Task to complete: Output the entries exactly.

[Dataset rows describing interfaces]
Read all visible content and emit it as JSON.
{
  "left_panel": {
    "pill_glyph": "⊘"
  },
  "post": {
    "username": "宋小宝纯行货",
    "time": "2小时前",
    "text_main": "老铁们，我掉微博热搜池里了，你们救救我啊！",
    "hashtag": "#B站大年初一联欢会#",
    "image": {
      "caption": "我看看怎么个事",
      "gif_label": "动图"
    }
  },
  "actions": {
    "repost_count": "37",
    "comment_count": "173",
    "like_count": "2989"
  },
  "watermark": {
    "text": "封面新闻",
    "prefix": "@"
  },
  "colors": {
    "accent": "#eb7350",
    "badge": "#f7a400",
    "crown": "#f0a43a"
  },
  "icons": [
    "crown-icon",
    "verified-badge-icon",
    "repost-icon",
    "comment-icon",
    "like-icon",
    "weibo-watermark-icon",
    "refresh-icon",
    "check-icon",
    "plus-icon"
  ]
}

Reply to the exercise:
Read all visible content and emit it as JSON.
{
  "left_panel": {
    "pill_glyph": "⊘"
  },
  "post": {
    "username": "宋小宝纯行货",
    "time": "2小时前",
    "text_main": "老铁们，我掉微博热搜池里了，你们救救我啊！",
    "hashtag": "#B站大年初一联欢会#",
    "image": {
      "caption": "我看看怎么个事",
      "gif_label": "动图"
    }
  },
  "actions": {
    "repost_count": "37",
    "comment_count": "173",
    "like_count": "2989"
  },
  "watermark": {
    "text": "封面新闻",
    "prefix": "@"
  },
  "colors": {
    "accent": "#eb7350",
    "badge": "#f7a400",
    "crown": "#f0a43a"
  },
  "icons": [
    "crown-icon",
    "verified-badge-icon",
    "repost-icon",
    "comment-icon",
    "like-icon",
    "weibo-watermark-icon",
    "refresh-icon",
    "check-icon",
    "plus-icon"
  ]
}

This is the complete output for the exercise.